Instead, the 115-page plan provides a list of programs and policies the Liberals have enacted since coming to power in 2015, linking them to an ongoing federal effort to beat back poverty rates.
The government estimates existing and planned social spending will lift 650,000 people out of poverty by 2019 over 2015 levels, and that by 2020, poverty rates would be 20 per cent lower than 2015 figures -- roughly 900,000 fewer people living below the income threshold.
The strategy document, entitled "Opportunity for All," promises a further cut over the ensuing decade, reducing 2015 rates by half by the year 2030 -- a historic level that would equate to 2.1 million people having been lifted out of poverty over a 12-year window.
"Those are targets the government can achieve in areas where they have jurisdiction, for example with seniors benefits and direct funding to families," said Tim Richter, president of the Canadian Alliance to End Homelessness.
The numbers could go even higher if provinces use their policy levers in tandem with federal efforts, Richter added.
Still, the goal would leave 2.1 million people in poverty by the end of the time frame, including just over 534,000 children under age 18. Anti-poverty group Campaign 2000, which advocates for an end to child poverty in Canada, said it plans to push for more ambitious targets.
"I'm optimistic that we can build on what's in (the strategy) to make poverty history. This is a new starting point," said Anita Khanna, the coalition's national co-ordinator.

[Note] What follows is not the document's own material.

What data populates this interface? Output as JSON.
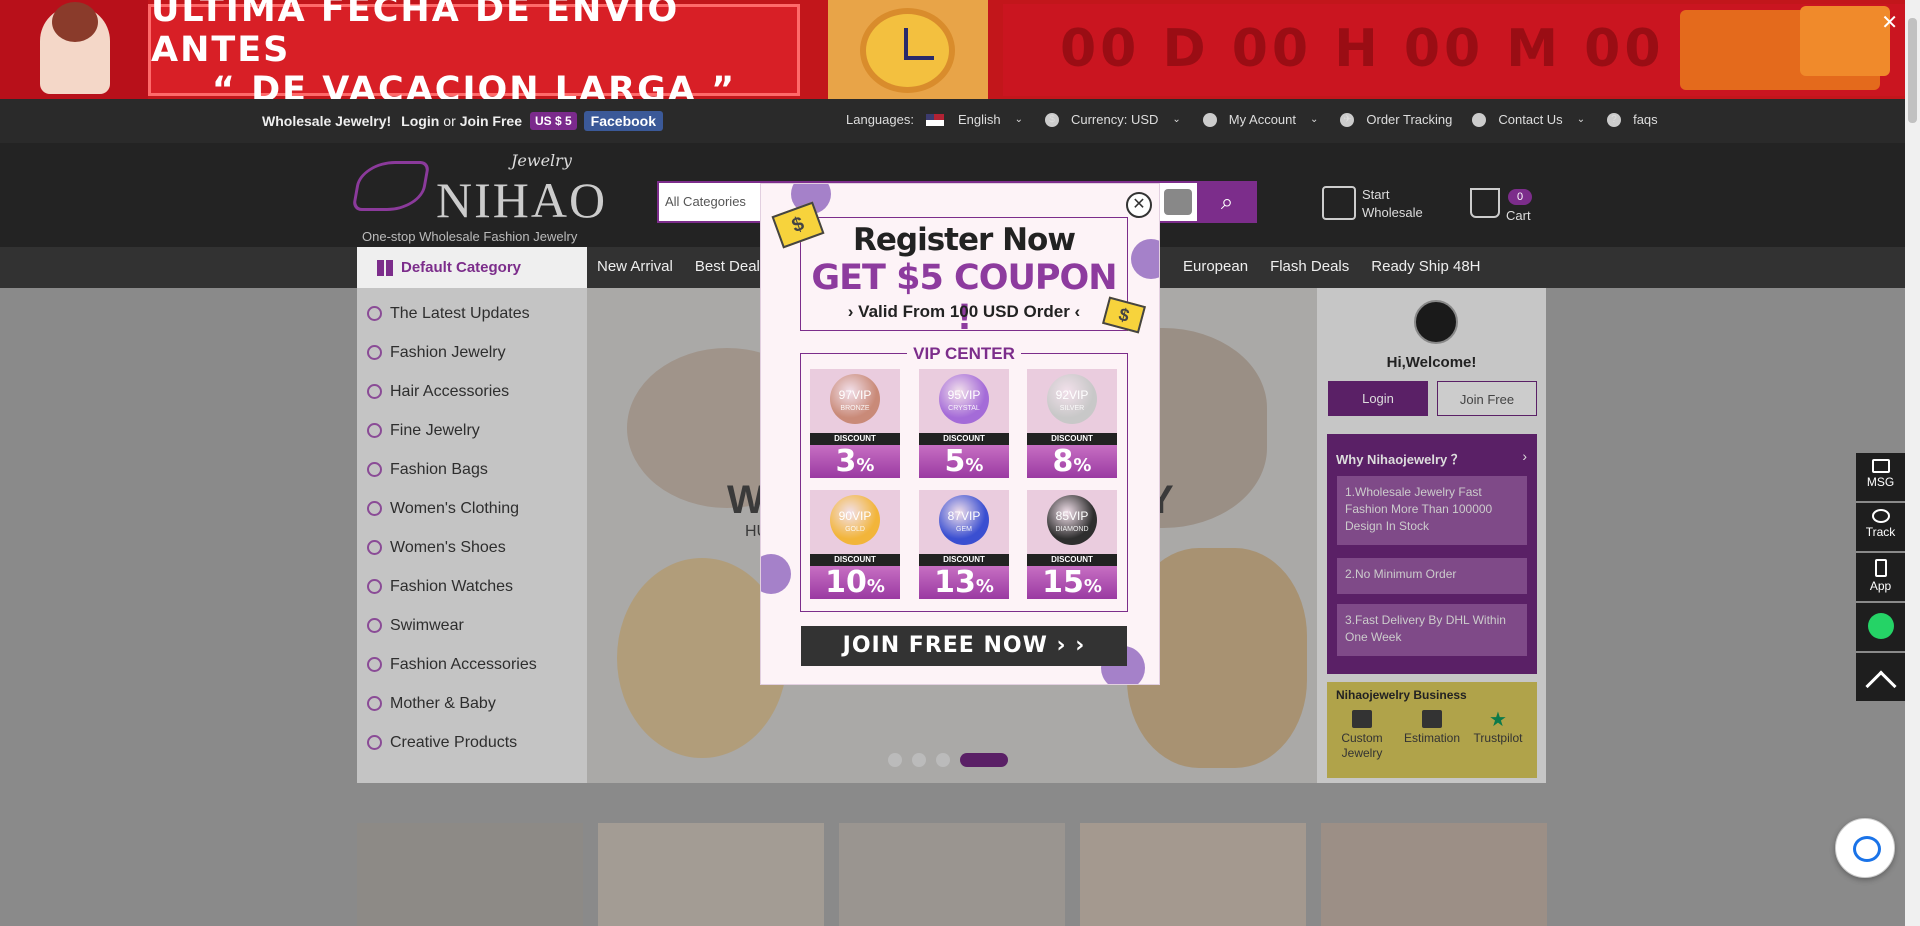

"The real key will be having a new tool by which to hold the federal government accountable."
No new spending
What the strategy doesn't provide are new policies or spending beyond the $22 billion in new spending already in place, such as the Canada Child Benefit, or promised, such as a rent supplement or new benefit for the working poor.
Leilani Farha, executive director of Canada Without Poverty, called the lack of new programs unfortunate, but said in a statement that the strategy "provides a solid starting point for our ongoing work" to alleviate poverty.

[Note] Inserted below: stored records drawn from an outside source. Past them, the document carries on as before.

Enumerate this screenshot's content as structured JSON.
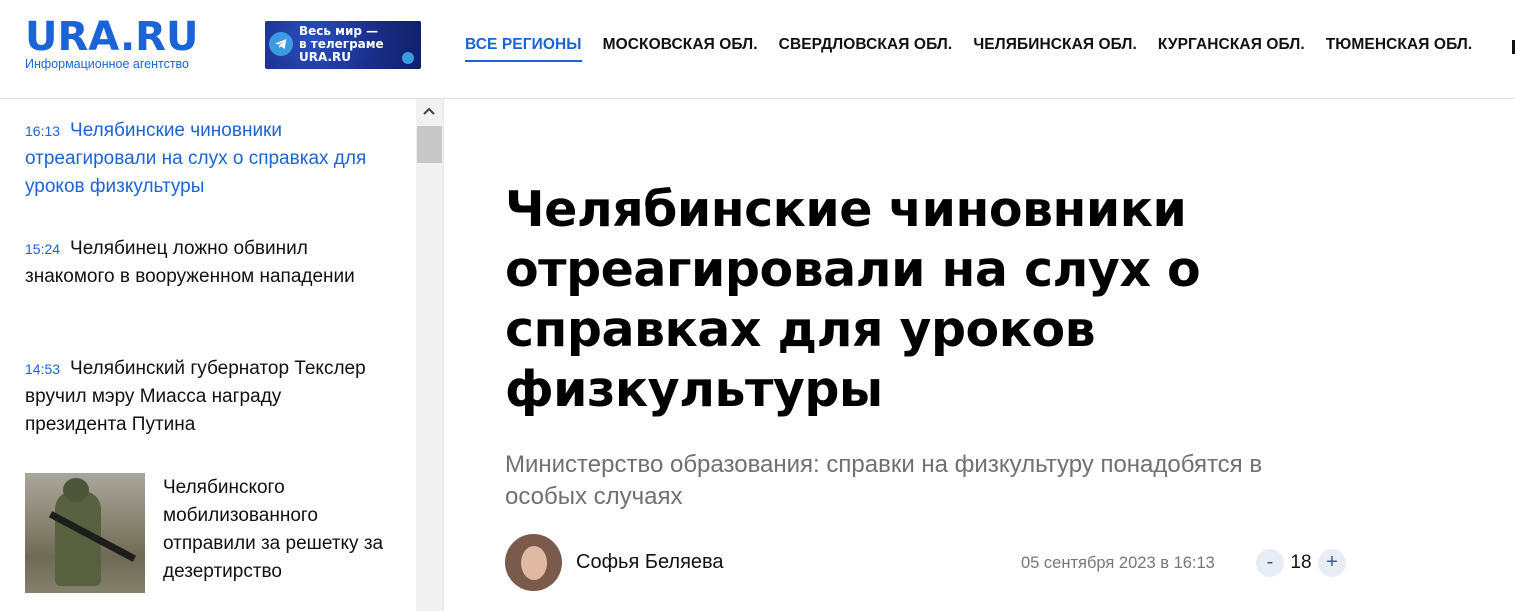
{
  "header": {
    "logo": "URA.RU",
    "logo_subtitle": "Информационное агентство",
    "promo": {
      "line1": "Весь мир —",
      "line2": "в телеграме",
      "line3": "URA.RU"
    },
    "nav": [
      {
        "label": "ВСЕ РЕГИОНЫ",
        "active": true
      },
      {
        "label": "МОСКОВСКАЯ ОБЛ."
      },
      {
        "label": "СВЕРДЛОВСКАЯ ОБЛ."
      },
      {
        "label": "ЧЕЛЯБИНСКАЯ ОБЛ."
      },
      {
        "label": "КУРГАНСКАЯ ОБЛ."
      },
      {
        "label": "ТЮМЕНСКАЯ ОБЛ."
      }
    ]
  },
  "sidebar": {
    "news": [
      {
        "time": "16:13",
        "title": "Челябинские чиновники отреагировали на слух о справках для уроков физкультуры",
        "active": true
      },
      {
        "time": "15:24",
        "title": "Челябинец ложно обвинил знакомого в вооруженном нападении"
      },
      {
        "time": "14:53",
        "title": "Челябинский губернатор Текслер вручил мэру Миасса награду президента Путина"
      }
    ],
    "image_news": {
      "title": "Челябинского мобилизованного отправили за решетку за дезертирство"
    }
  },
  "article": {
    "headline": "Челябинские чиновники отреагировали на слух о справках для уроков физкультуры",
    "lead": "Министерство образования: справки на физкультуру понадобятся в особых случаях",
    "author": "Софья Беляева",
    "date": "05 сентября 2023 в 16:13",
    "font_size_value": "18",
    "font_minus": "-",
    "font_plus": "+"
  },
  "colors": {
    "accent": "#1a64d8",
    "text": "#111111",
    "lead": "#707070"
  }
}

Jennifer Robson, an expert on social policy from Carleton University in Ottawa, said on Twitter that the absence of new spending wasn't problematic: "This strategy names a goal and sets out a direction. What will matter is how government works with the many, many tools they have."

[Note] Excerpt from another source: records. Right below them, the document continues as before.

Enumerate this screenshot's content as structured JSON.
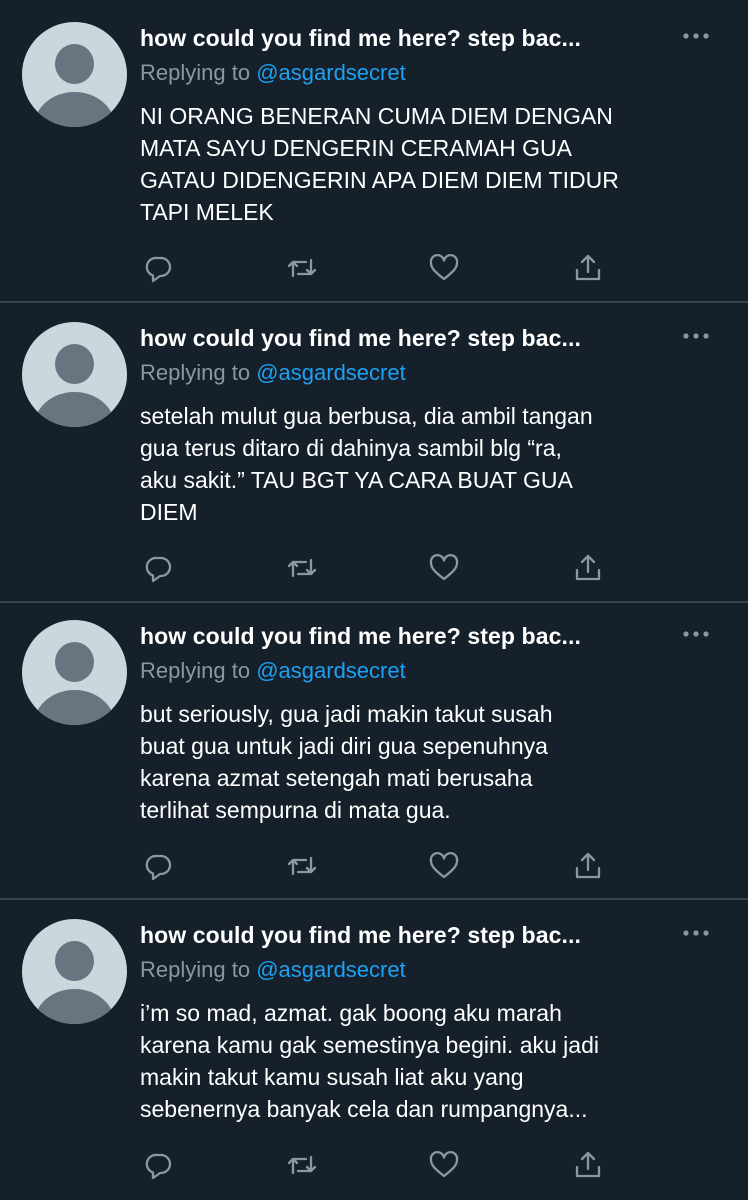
{
  "colors": {
    "background": "#15202b",
    "divider": "#38444d",
    "secondary_text": "#8899a6",
    "link": "#1da1f2",
    "icon": "#8899a6"
  },
  "icons": [
    "more-icon",
    "reply-icon",
    "retweet-icon",
    "like-icon",
    "share-icon"
  ],
  "tweets": [
    {
      "name": "how could you find me here? step bac...",
      "replying_prefix": "Replying to",
      "handle": "@asgardsecret",
      "lines": [
        "NI ORANG BENERAN CUMA DIEM DENGAN",
        "MATA SAYU DENGERIN CERAMAH GUA",
        "GATAU DIDENGERIN APA DIEM DIEM TIDUR",
        "TAPI MELEK"
      ]
    },
    {
      "name": "how could you find me here? step bac...",
      "replying_prefix": "Replying to",
      "handle": "@asgardsecret",
      "lines": [
        "setelah mulut gua berbusa, dia ambil tangan",
        "gua terus ditaro di dahinya sambil blg “ra,",
        "aku sakit.” TAU BGT YA CARA BUAT GUA",
        "DIEM"
      ]
    },
    {
      "name": "how could you find me here? step bac...",
      "replying_prefix": "Replying to",
      "handle": "@asgardsecret",
      "lines": [
        "but seriously, gua jadi makin takut susah",
        "buat gua untuk jadi diri gua sepenuhnya",
        "karena azmat setengah mati berusaha",
        "terlihat sempurna di mata gua."
      ]
    },
    {
      "name": "how could you find me here? step bac...",
      "replying_prefix": "Replying to",
      "handle": "@asgardsecret",
      "lines": [
        "i’m so mad, azmat. gak boong aku marah",
        "karena kamu gak semestinya begini. aku jadi",
        "makin takut kamu susah liat aku yang",
        "sebenernya banyak cela dan rumpangnya..."
      ]
    }
  ]
}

The strategy also establishes a new tool to determine an official poverty threshold: the "market basket measure," first created by federal officials in the late 1990s. The government plans to introduce legislation this year that will enshrine the strategy's goals and the poverty threshold into law.
Under the market basket measure, a family or person is considered to be living in poverty if they can't afford a basic basket of goods and services. The measure is tailored for 50 different communities to account for the difference in cost of living between cities.
It doesn't, however, capture data for Indigenous communities and parts of the North, but the government intends to fill the statistical gap to better define poverty and track efforts to alleviate it in First Nations, Inuit and Metis communities.
The strategy says the government should work to boost the share of income earned by the lower 40 per cent of earners "with more Canadians joining the middle class," which would partly require redistributing more wealth from upper wage earners down the income ladder.
The share of income among lower earners is an important indicator of growth in the middle class, said Social Development Minister Jean-Yves Duclos, who predicted that the long-term success of the strategy would depend on the willingness of future governments to stick to it.
"The other measures that future governments will want to take ... I believe will make the achievement of the 2030 objective feasible -- still ambitious, but feasible," Duclos said.
"And I would say realistic, if they keep the momentum that we've followed since 2015."